By | Published on Monday 20 February 2017

Ed Sheeran

Much of the rage against secondary ticketing in the last year has been aimed at eBay’s StubHub and Live Nation’s ticket tout tickling technologies, so nice to see that other big name in price hike facilitation, Viagogo, back in the news.

The ticket resale site has been accused of “moral repugnance” for allowing tickets to appear on its platform for Ed Sheeran’s upcoming show at the Royal Albert Hall in aid of the Teenage Cancer Trust, with £75 tickets going for £1750 on the site.

The charity has already put in place a number of measures in a bid to ensure anyone with touted tickets will not get access to their popular season of shows at the Royal Albert Hall. It says on its website: “We are also doing our part by introducing additional measures like limiting the number of tickets people can buy, and requiring photo ID to enter the concert. ID will be rigorously checked and anyone with tickets purchased on the secondary market will not be admitted”.

However, a statement on Viagogo’s website tells buyers that they have a way of circumventing this measure, in that “buyers of tickets for this event will be accompanied into the venue by the seller”.

Commenting on this attempt to circumvent the Teenage Cancer Trust’s anti-touting measures, the FanFair Alliance – which campaigns for more regulation of secondary ticketing, of course – told reporters: “Teenage Cancer Trust have gone to huge lengths and expense to prevent resale and profiteering of their tickets.
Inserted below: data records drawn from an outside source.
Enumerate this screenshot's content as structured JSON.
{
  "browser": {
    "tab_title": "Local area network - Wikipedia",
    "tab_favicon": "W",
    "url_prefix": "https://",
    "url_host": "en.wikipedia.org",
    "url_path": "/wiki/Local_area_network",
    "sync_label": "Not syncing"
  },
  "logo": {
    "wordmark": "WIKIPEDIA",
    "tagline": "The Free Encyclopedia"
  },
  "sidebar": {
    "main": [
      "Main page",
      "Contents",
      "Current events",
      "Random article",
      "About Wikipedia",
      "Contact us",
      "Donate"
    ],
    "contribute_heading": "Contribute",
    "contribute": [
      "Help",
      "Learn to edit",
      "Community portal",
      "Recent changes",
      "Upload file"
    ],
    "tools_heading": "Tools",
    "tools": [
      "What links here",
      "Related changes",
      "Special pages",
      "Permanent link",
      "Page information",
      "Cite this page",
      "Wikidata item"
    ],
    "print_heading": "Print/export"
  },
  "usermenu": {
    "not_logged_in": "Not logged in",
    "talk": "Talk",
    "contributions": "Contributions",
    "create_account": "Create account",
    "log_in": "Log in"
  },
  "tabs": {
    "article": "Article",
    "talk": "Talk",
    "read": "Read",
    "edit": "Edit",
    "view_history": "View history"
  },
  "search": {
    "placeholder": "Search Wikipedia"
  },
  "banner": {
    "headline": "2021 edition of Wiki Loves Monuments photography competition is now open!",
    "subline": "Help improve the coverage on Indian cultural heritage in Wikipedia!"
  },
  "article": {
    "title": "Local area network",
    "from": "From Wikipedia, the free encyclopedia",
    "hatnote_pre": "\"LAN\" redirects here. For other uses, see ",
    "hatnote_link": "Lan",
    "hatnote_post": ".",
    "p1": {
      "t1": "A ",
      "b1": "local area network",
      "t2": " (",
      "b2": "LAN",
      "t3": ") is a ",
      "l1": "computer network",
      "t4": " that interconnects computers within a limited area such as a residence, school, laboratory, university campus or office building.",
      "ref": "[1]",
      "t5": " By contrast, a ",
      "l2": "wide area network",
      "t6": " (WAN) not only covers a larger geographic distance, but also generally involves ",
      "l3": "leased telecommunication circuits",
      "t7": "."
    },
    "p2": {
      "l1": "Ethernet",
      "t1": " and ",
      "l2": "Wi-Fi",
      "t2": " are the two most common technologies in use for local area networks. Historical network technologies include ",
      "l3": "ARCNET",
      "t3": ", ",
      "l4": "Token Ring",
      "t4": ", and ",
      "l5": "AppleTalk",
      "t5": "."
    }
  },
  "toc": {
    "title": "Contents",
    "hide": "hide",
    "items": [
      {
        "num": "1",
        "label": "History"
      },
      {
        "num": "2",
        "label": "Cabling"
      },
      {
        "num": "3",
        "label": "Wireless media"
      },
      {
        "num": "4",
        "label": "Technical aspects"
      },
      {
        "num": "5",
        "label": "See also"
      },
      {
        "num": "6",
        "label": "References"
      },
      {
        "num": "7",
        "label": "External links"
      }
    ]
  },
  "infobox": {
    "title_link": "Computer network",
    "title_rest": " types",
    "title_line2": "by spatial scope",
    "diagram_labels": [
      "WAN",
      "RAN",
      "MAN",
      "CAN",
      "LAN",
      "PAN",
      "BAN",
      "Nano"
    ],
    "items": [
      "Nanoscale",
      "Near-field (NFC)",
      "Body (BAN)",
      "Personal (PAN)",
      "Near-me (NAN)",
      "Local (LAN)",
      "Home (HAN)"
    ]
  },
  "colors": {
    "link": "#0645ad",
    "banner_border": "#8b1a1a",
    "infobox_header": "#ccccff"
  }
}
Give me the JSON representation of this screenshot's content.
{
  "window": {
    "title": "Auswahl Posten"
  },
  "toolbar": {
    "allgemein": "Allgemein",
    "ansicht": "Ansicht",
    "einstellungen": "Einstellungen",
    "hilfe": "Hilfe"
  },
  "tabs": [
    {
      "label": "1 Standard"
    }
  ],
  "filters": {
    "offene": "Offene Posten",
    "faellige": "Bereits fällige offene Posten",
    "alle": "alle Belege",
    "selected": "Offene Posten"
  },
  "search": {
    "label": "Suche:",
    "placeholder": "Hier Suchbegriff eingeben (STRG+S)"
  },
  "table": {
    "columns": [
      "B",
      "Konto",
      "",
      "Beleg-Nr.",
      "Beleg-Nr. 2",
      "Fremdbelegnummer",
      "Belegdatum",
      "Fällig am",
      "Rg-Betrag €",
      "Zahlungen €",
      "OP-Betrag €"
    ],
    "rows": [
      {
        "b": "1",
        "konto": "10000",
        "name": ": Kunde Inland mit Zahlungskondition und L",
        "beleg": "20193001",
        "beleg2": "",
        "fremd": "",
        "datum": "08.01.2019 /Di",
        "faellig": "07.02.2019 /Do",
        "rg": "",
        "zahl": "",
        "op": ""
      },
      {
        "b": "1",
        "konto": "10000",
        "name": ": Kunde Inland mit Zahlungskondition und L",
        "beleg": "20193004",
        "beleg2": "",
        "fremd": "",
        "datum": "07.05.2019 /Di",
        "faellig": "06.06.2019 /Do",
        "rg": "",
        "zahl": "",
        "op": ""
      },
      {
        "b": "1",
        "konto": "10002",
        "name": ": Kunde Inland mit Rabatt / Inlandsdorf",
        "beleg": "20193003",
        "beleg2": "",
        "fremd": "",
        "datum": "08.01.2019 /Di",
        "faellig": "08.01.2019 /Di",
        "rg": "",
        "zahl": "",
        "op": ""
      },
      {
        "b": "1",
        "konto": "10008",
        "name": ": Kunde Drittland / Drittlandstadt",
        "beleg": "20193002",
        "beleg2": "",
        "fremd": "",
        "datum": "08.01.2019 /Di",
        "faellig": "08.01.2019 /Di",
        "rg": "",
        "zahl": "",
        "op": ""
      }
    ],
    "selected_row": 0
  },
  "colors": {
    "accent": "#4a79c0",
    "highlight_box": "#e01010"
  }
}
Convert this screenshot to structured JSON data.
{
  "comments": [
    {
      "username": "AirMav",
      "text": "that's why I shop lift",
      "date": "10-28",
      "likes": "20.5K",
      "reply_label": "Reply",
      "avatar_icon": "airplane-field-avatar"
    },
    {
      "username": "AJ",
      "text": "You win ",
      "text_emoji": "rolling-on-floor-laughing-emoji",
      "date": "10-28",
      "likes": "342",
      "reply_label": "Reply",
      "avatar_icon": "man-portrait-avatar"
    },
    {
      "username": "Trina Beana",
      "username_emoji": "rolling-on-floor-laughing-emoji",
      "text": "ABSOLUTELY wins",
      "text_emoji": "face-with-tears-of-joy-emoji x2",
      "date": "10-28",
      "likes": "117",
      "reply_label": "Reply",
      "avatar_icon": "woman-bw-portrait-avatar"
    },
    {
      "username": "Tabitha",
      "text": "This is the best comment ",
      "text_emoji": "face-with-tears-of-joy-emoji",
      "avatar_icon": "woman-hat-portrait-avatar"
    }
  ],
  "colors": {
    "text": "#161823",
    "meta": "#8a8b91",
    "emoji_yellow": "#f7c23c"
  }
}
To all intents and purposes they are non-transferrable, with buyers needing to provide photo ID on the door”.

It added: “Not only are Viagogo encouraging touts to sell these tickets at vastly inflated prices, none of which goes back to the charity, they attempt to circumvent the terms and conditions by advertising that the buyer will be accompanied into the venue by the seller. Leaving aside the moral repugnance of profiteering at the expense of teenage cancer sufferers, this appears a flagrant breach of consumer law and yet another reason why government intervention is so desperately needed”.

Meanwhile, the whole escapade has forced the Teenage Cancer Trust itself to have state the fucking obvious, ie that “the only people who should profit from Teenage Cancer Trust at the Royal Albert Hall are young people with cancer”.

It’s not the first time secondary sites have been called out for allowing tickets for charity events to appear on their platforms, with the touts often seeing much bigger pay outs than the charities themselves when a superstar act agrees to do a show at a much smaller venue than they would normally play because it benefits a good cause. Some resale set-ups have occasionally sought to remove such tickets from their platforms, but not the cunts at Viagogo, who are still listing plenty of overpriced tickets for the Sheeran charity show.

The resale site is also the subject of new rage in Spain after the promoter and management for Spanish singer songwriter Joaquín Sabina revealed that the touting platform started selling tickets for an upcoming show in the city of A Coruña, even though technical problems meant that the sale of tickets for the gig on the primary sites had been postponed.

That Viagogo seemingly still started advertising tickets for sale from the original on-sale date suggests speculative selling, where touts take money for tickets they are yet to actually purchase, another dodgy touting tactic much frowned upon my the anti-tout lobby within the music community, not to mention consumer rights campaigners.